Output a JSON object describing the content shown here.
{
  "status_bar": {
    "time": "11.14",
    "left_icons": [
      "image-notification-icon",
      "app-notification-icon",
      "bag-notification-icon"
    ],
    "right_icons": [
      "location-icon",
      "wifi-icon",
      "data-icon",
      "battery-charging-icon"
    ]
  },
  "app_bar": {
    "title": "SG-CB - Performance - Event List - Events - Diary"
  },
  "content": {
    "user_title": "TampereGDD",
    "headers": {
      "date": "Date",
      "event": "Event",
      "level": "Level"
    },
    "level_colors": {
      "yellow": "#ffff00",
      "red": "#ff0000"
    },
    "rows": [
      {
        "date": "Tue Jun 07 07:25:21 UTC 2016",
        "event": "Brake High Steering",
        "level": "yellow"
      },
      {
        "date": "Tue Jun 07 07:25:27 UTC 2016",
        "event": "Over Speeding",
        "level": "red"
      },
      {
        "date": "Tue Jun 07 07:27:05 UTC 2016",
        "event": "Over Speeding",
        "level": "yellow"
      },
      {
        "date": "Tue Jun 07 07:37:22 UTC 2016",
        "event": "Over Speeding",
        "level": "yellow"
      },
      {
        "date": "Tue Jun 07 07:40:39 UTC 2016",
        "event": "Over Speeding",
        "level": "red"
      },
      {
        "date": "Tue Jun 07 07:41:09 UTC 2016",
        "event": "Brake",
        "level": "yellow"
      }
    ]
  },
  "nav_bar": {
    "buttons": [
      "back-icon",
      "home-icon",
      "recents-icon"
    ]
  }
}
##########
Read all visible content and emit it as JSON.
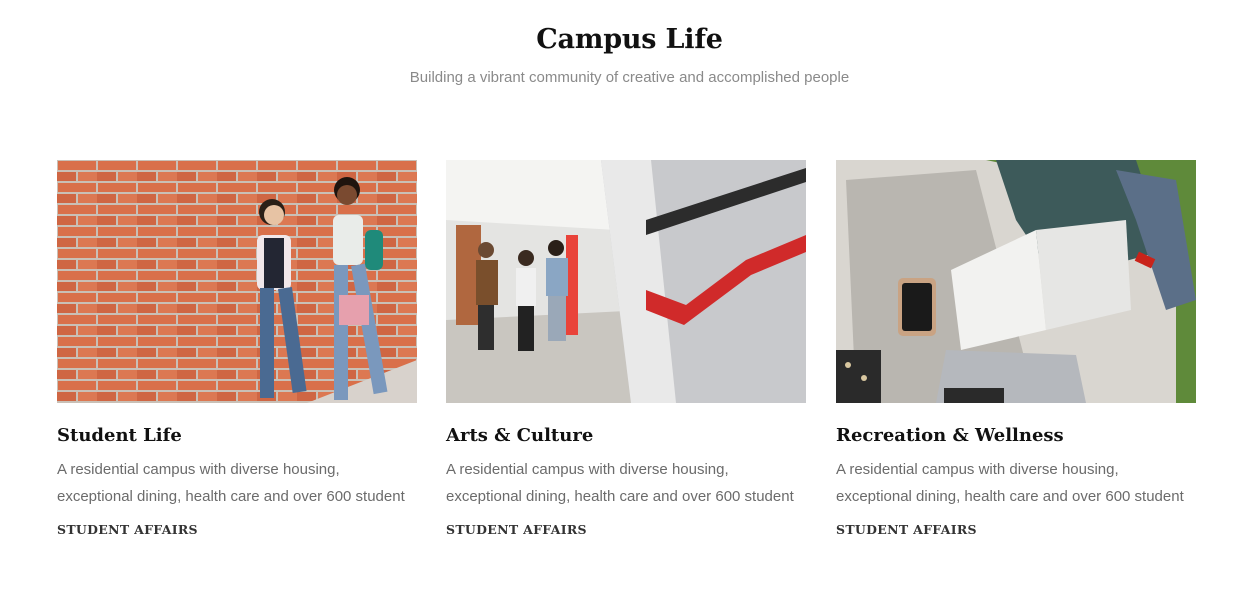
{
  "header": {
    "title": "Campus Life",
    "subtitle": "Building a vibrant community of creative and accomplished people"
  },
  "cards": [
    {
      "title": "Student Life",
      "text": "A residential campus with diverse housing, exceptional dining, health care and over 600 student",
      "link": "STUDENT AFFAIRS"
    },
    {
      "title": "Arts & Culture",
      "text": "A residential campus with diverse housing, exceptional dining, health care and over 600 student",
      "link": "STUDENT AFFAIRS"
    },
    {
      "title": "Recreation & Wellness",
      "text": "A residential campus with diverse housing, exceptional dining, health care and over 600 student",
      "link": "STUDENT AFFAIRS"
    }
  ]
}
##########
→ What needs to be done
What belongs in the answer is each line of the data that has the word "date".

→ Response to the task
      "date": "Date",
        "date": "Tue Jun 07 07:25:21 UTC 2016",
        "date": "Tue Jun 07 07:25:27 UTC 2016",
        "date": "Tue Jun 07 07:27:05 UTC 2016",
        "date": "Tue Jun 07 07:37:22 UTC 2016",
        "date": "Tue Jun 07 07:40:39 UTC 2016",
        "date": "Tue Jun 07 07:41:09 UTC 2016",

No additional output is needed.